The Booker Prize shortlist of six books was announced on Tuesday afternoon. It includes two major names—Margaret Atwood for her much-awaited The Testaments, the sequel to her dystopian classic The Handmaid’s Tale, and Salman Rushdie for Quichotte, a retelling of Don Quixote.
The rest of the shortlist includes Chigozie Obioma’s An Orchestra of Minorities, which our reviewer called “a compelling read”, and Ducks, Newburyport by Lucy Ellmann, which has received a lot of attention for its unusual structure—it’s a 1,000 page novel made up of just one sentence.
Turkish writer Elif Shafak’s 10 Minutes 38 Seconds in This Strange World and Bernadine Evaristo’s Girl, Woman, Other are the other two books on the list.
The winner of the £50,000 prize (around Rs43 lakh) will be announced on October 14 in London.

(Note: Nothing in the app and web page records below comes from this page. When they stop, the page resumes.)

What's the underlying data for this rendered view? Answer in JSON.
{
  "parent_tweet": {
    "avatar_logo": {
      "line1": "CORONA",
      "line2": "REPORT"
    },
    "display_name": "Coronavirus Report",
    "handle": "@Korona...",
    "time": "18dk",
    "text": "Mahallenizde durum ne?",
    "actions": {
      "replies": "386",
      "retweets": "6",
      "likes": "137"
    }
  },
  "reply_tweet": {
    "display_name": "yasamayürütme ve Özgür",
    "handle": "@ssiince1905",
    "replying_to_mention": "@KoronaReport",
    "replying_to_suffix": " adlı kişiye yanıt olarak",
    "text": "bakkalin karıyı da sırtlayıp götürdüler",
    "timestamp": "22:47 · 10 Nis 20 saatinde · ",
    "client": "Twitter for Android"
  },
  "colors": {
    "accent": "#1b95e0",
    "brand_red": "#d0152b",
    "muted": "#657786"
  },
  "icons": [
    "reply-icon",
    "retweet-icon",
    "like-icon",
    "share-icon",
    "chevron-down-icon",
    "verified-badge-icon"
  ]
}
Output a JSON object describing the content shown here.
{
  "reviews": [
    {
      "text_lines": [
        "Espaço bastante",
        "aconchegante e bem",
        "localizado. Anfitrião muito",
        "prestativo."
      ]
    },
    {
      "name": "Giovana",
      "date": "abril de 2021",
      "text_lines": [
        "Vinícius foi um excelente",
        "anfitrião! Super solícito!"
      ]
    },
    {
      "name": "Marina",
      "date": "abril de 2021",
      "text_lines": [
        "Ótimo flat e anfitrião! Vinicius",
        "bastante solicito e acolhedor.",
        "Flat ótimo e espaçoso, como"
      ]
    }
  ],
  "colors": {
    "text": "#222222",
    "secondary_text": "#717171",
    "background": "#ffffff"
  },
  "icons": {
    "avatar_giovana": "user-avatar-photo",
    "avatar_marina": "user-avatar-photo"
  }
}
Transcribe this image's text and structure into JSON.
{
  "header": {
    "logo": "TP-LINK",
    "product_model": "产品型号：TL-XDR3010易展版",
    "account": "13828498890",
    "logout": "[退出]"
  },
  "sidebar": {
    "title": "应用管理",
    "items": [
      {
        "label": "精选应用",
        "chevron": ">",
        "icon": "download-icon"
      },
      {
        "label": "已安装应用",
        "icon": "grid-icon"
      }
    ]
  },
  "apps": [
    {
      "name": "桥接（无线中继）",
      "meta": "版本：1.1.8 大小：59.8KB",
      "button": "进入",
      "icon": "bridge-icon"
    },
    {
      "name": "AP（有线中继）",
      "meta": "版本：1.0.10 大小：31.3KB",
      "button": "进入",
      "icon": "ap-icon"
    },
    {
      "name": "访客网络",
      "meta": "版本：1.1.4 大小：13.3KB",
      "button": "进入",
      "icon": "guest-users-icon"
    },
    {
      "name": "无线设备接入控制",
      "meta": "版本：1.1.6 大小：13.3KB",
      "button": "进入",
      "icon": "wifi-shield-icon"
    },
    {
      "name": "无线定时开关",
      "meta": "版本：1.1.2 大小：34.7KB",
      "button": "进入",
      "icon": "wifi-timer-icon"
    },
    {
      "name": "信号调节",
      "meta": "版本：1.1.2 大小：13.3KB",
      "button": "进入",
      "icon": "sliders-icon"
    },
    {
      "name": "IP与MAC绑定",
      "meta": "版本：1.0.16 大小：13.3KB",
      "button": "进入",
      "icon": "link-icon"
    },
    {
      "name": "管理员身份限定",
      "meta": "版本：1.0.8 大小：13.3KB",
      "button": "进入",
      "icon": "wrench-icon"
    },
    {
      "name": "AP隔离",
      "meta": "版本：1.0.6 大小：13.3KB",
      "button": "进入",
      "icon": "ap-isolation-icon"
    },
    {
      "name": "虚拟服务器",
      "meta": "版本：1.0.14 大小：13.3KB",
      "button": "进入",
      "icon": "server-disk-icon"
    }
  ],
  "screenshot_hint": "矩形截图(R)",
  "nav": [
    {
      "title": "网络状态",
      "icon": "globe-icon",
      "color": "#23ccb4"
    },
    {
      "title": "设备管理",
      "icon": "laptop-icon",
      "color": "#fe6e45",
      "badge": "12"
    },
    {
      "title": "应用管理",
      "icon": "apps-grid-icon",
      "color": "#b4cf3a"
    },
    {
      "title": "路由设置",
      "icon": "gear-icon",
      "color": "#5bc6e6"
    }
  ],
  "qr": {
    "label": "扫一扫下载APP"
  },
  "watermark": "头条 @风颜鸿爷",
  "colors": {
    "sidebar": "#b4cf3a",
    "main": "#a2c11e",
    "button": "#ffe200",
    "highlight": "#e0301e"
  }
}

The full shortlist:
1. Margaret Atwood, The Testaments (Vintage, Chatto & Windus)
2. Lucy Ellmann, Ducks, Newburyport (Galley Beggar Press)
3. Bernardine Evaristo, Girl, Woman, Other (Hamish Hamilton)

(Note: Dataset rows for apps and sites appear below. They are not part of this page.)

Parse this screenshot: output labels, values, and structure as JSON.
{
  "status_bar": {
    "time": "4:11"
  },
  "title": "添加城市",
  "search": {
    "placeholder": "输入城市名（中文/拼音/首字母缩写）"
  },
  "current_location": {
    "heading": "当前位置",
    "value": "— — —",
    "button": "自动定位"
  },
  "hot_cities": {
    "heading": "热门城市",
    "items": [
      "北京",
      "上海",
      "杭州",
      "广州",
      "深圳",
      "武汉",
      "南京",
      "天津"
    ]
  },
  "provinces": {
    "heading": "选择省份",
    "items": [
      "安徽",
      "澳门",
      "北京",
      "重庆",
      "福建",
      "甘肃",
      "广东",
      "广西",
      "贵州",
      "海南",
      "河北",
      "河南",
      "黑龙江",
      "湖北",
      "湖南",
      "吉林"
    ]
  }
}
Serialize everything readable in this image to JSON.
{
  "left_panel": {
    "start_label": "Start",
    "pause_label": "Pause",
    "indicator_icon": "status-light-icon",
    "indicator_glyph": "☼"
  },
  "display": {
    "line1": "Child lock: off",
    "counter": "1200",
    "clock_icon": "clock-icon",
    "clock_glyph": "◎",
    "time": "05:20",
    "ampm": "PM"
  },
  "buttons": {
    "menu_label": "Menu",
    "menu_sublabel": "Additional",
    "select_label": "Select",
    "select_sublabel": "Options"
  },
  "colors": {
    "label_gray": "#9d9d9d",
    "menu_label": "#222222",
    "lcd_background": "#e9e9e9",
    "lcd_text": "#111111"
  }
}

4. Chigozie Obioma, An Orchestra of Minorities (Little Brown)
5. Salman Rushdie, Quichotte (Jonathan Cape)
6. Elif Shafak, 10 Minutes 38 Seconds in This Strange World (Viking)
Last year’s prize was won by Irish writer Anna Burns for The Milkman, a coming-of-age story of a bookish girl in Northern Ireland during the bloody ‘Troubles’.
There’s no doubt that the biggest draw on the shortlist is Atwood’s sequel to her 1985 book, which has gone on to become a cult classic in the years since its publication.
Details of The Testaments were kept under wraps ahead of its publication on 10 September, although the strict embargo was broken after retailer Amazon shipped out a few hundred preordered copies early. The book’s inclusion on the Booker Prize longlist in July had helped whip up more excitement around its release.
The book, set 15 years after the final scene in The Handmaid’s Tale, had a midnight release, à la the Harry Potter phenomenon. People queued up outside the the Piccadilly branch of Waterstones ahead of the launch, and Atwood released the book, surrounded by women in the red Handmaids’ outfits. The costumes are familiar even to people who haven’t read the book, from the TV show which just finished three seasons. Political protesters have also worn the costume to protest abortion bans in many states in the US.
A surprise exclusion from the longlist is reader favourite Lanny by Max Porter, which had widely been expected to make the cut. In her review for The Guardian, Alexandra Harris had described the book as “a fable, a collage, a dramatic chorus, a joyously stirred cauldron of words”.
Rushdie’s Quichotte released in August to mixed reviews. Reviewing it for The New York Times, Parul Sehgal said that “the flamboyance that once felt so free now seems strenuous and grating”. Kirkus, however, had some positive words for the book, calling it a “splendid mess that, in the end, becomes a meditation on storytelling, memory, truth, and other hallmarks of a disappearing civilization”.
Some readers on Twitter have been expressing their disappointment at the addition of Rushdie to the list at the cost of their favourites.
When the longlist of 13 books was published in July, The Guardian’s Justine Jordan wrote that there were few surprises in the line-up “dominated by established authors”.